(Work to be completed) What the task needs is every record repeated exactly, nothing more.

(App and web page records)

....................

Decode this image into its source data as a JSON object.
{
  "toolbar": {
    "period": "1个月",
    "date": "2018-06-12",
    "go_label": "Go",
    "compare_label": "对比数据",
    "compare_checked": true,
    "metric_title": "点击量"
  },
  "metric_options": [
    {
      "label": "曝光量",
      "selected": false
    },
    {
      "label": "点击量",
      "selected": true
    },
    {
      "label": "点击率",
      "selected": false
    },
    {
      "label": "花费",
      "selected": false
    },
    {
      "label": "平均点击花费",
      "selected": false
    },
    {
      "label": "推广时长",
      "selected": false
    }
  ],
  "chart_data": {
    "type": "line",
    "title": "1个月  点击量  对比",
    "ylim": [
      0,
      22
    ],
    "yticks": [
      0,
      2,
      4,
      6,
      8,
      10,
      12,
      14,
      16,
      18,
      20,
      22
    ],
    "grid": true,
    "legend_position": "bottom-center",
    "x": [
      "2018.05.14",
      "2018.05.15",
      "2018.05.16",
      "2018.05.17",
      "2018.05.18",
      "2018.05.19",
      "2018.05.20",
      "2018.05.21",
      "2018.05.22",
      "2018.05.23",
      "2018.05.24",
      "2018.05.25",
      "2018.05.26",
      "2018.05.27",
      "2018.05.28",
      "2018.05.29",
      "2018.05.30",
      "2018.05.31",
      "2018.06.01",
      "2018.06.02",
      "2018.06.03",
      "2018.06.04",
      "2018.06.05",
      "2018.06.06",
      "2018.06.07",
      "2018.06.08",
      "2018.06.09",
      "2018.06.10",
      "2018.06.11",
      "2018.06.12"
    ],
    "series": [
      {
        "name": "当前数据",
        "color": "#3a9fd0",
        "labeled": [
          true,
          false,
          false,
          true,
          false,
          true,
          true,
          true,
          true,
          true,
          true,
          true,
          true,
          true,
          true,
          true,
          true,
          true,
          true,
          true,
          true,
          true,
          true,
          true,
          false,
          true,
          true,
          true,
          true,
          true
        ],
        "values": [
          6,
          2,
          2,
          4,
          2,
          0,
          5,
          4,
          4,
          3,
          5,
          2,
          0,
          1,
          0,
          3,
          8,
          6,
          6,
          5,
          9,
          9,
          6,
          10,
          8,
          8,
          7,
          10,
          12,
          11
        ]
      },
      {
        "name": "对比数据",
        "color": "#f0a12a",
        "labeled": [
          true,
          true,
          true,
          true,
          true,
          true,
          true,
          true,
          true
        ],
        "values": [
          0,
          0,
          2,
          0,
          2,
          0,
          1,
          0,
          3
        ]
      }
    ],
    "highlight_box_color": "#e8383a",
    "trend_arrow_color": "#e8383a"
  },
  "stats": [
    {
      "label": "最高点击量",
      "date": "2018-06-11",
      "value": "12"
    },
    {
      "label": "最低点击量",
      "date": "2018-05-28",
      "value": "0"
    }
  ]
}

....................

(Exercise solution)
Decode this image into its source data as a JSON object.
{
  "toolbar": {
    "period": "1个月",
    "date": "2018-06-12",
    "go_label": "Go",
    "compare_label": "对比数据",
    "compare_checked": true,
    "metric_title": "点击量"
  },
  "metric_options": [
    {
      "label": "曝光量",
      "selected": false
    },
    {
      "label": "点击量",
      "selected": true
    },
    {
      "label": "点击率",
      "selected": false
    },
    {
      "label": "花费",
      "selected": false
    },
    {
      "label": "平均点击花费",
      "selected": false
    },
    {
      "label": "推广时长",
      "selected": false
    }
  ],
  "chart_data": {
    "type": "line",
    "title": "1个月  点击量  对比",
    "ylim": [
      0,
      22
    ],
    "yticks": [
      0,
      2,
      4,
      6,
      8,
      10,
      12,
      14,
      16,
      18,
      20,
      22
    ],
    "grid": true,
    "legend_position": "bottom-center",
    "x": [
      "2018.05.14",
      "2018.05.15",
      "2018.05.16",
      "2018.05.17",
      "2018.05.18",
      "2018.05.19",
      "2018.05.20",
      "2018.05.21",
      "2018.05.22",
      "2018.05.23",
      "2018.05.24",
      "2018.05.25",
      "2018.05.26",
      "2018.05.27",
      "2018.05.28",
      "2018.05.29",
      "2018.05.30",
      "2018.05.31",
      "2018.06.01",
      "2018.06.02",
      "2018.06.03",
      "2018.06.04",
      "2018.06.05",
      "2018.06.06",
      "2018.06.07",
      "2018.06.08",
      "2018.06.09",
      "2018.06.10",
      "2018.06.11",
      "2018.06.12"
    ],
    "series": [
      {
        "name": "当前数据",
        "color": "#3a9fd0",
        "labeled": [
          true,
          false,
          false,
          true,
          false,
          true,
          true,
          true,
          true,
          true,
          true,
          true,
          true,
          true,
          true,
          true,
          true,
          true,
          true,
          true,
          true,
          true,
          true,
          true,
          false,
          true,
          true,
          true,
          true,
          true
        ],
        "values": [
          6,
          2,
          2,
          4,
          2,
          0,
          5,
          4,
          4,
          3,
          5,
          2,
          0,
          1,
          0,
          3,
          8,
          6,
          6,
          5,
          9,
          9,
          6,
          10,
          8,
          8,
          7,
          10,
          12,
          11
        ]
      },
      {
        "name": "对比数据",
        "color": "#f0a12a",
        "labeled": [
          true,
          true,
          true,
          true,
          true,
          true,
          true,
          true,
          true
        ],
        "values": [
          0,
          0,
          2,
          0,
          2,
          0,
          1,
          0,
          3
        ]
      }
    ],
    "highlight_box_color": "#e8383a",
    "trend_arrow_color": "#e8383a"
  },
  "stats": [
    {
      "label": "最高点击量",
      "date": "2018-06-11",
      "value": "12"
    },
    {
      "label": "最低点击量",
      "date": "2018-05-28",
      "value": "0"
    }
  ]
}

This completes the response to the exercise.